AI, big data, robot, Internet of things and 5G are some of the buzzwords from these ambitious exhibitors attending the WIMS. (CGTN Photo)
Facing the ongoing global trade tension and challenges like overcapacity, global industry leaders are now turning to intelligent manufacturing for cutting-edge solutions.
Making manufacturing smarter has become a new approach and growth engine for the ancient city of Nanjing as nearly 2,000 exhibitors from around the world have gathered in the eastern Chinese city for this year's World Intelligent Manufacturing Summit (WIMS) from Oct. 11 to 13.
For the third straight year, intelligent manufacturing leaders have gathered here from around the world. Chinese officials at this year's summit once again call for nationwide upgrades to manufacturing.
The theme of this year's summit is "Empowering the future through intelligent manufacturing.” So what kind of smart solutions are these global exhibitors offering this time?
"We are showcasing both our hardware and software here and we even bring real furniture here just to show how we use intelligent manufacturing to customize our products,” said Zhang Rui from BSH Home Appliances.
"We are providing services for electric vehicles start-ups around the world and that's also the case for Chinese companies. And we are also looking for collaborations with traditional industries. We are seeking for mid-term and long-term cooperation with our partners in China," said Philippe Bartissol, vice president of Industrial Equipment at Dassault Systemes.

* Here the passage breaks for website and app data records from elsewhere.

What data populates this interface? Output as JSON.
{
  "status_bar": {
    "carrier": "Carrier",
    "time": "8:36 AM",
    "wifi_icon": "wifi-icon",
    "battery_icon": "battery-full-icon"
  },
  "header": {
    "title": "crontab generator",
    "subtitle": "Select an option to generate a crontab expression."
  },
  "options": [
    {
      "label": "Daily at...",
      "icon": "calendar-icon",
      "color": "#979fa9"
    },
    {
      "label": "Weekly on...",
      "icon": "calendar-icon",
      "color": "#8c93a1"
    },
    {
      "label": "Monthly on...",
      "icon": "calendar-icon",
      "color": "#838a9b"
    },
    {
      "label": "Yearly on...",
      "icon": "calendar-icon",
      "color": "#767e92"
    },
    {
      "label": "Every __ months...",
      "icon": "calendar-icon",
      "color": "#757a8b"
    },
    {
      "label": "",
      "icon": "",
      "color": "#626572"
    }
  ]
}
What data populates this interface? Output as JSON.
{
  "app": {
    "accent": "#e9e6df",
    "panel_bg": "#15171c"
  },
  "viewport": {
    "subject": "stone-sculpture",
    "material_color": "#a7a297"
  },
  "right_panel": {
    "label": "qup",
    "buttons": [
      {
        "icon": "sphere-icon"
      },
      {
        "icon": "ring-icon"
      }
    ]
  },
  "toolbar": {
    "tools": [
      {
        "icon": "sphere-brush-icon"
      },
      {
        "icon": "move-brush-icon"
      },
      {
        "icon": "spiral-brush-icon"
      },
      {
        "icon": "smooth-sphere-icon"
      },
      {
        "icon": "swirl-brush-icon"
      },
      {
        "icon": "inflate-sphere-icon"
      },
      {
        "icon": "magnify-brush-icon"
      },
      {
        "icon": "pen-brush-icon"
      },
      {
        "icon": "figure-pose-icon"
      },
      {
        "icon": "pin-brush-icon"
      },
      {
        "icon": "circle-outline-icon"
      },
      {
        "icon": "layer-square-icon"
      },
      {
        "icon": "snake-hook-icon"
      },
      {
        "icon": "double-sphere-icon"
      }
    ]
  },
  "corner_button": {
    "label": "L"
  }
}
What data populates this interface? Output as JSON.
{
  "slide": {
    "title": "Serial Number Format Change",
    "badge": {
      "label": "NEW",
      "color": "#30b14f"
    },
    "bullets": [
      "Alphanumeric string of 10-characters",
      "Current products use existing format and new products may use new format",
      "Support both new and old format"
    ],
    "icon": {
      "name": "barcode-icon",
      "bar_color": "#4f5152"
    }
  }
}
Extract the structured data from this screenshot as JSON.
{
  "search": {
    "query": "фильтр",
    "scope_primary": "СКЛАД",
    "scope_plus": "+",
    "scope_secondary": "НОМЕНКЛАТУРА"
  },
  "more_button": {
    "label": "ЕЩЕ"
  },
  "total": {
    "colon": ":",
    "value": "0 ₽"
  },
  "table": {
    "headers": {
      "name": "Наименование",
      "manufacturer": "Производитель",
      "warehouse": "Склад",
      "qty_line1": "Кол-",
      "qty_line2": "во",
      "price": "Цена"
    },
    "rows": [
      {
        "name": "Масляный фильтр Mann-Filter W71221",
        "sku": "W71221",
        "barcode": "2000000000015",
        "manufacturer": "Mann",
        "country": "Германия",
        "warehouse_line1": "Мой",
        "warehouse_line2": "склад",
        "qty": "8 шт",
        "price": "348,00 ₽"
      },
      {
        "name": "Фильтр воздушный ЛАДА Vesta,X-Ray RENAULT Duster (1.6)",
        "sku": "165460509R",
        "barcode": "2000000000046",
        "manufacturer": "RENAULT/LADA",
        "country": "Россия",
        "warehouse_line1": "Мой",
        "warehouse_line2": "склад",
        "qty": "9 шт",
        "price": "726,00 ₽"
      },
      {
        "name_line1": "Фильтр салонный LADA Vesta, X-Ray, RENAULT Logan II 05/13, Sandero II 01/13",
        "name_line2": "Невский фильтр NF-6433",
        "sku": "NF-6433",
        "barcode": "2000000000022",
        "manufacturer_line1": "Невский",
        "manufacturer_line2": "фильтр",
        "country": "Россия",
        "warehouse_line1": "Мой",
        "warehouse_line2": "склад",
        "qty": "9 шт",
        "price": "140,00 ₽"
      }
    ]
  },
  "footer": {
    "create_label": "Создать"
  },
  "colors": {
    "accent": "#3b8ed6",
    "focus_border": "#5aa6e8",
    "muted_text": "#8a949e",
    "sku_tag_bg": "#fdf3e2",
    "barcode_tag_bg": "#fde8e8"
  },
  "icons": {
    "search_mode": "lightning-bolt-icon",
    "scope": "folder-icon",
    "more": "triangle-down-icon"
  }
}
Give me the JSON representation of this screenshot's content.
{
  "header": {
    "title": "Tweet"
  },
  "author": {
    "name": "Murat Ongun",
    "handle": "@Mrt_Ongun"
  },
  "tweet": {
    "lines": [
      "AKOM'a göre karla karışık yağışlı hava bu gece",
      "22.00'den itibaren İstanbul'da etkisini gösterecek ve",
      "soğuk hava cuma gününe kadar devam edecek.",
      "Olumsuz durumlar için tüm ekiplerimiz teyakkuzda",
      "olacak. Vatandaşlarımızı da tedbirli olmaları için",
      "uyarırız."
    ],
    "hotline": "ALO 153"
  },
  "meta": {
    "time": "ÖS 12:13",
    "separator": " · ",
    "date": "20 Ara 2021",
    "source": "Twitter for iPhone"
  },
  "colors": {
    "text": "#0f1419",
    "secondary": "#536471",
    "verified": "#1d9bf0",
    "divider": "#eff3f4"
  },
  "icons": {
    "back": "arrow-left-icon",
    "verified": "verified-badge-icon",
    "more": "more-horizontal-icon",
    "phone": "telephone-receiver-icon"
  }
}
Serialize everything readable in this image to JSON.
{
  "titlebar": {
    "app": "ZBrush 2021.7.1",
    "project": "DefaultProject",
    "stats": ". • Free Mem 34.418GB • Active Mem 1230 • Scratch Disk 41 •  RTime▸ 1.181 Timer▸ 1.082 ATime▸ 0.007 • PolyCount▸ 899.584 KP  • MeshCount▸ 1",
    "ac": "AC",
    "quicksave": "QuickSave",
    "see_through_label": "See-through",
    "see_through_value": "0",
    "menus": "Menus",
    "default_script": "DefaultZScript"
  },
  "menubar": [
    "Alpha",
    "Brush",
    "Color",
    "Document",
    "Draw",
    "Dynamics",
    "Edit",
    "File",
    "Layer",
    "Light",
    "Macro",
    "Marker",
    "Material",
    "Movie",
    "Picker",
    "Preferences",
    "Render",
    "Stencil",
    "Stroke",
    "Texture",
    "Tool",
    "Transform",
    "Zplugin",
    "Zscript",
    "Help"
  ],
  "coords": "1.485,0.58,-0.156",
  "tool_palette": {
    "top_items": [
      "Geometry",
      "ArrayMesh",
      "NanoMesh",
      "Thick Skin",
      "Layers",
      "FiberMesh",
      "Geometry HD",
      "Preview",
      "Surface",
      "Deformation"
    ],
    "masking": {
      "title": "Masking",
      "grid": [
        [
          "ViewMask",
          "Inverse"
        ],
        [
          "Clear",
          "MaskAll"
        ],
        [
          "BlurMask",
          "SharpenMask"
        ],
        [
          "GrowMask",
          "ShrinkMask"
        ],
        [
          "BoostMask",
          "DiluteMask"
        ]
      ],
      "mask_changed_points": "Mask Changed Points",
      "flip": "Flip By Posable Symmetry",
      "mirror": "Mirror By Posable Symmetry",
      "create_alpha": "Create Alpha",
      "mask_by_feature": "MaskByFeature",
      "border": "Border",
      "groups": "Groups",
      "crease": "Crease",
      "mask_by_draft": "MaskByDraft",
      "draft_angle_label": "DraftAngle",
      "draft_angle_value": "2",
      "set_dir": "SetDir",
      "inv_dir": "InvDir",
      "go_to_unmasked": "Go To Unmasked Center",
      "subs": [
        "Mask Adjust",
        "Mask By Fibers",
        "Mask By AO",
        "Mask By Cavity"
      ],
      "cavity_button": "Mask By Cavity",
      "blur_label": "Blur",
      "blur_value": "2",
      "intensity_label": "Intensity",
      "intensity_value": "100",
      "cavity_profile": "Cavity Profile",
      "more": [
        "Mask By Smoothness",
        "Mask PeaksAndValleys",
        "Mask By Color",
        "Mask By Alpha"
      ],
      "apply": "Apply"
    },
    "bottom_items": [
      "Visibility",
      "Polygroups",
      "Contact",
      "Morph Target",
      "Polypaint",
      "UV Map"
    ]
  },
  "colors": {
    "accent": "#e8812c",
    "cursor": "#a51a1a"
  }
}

"First, we have set up both the 'smart enterprise' and 'smart factory' systems by linking resources through cloud and big data. Then, we have brought our chips here, which are widely used in military and transportation industries,” said Hu Changming, chief expert at the 14th Institute of China Electronics Technology Group Corporation.
AI, big data, robot, Internet of Things and 5G are some of the buzzwords from these ambitious exhibitors. But experts say China still has a long way to go, especially for small- and medium-sized enterprises.
"We first must solve the foundation. We must find reasonable level of automation, reasonable level of IT infrastructure, data generation. Do you have the right manufacturing execution system (MES)? Are you ready for data synchronization?” said Ni Jun, mechanism professor at the University of Michigan.
But one thing is for sure: more players will soon enter the race of industrial innovation. And cities like Nanjing will soon become even smarter.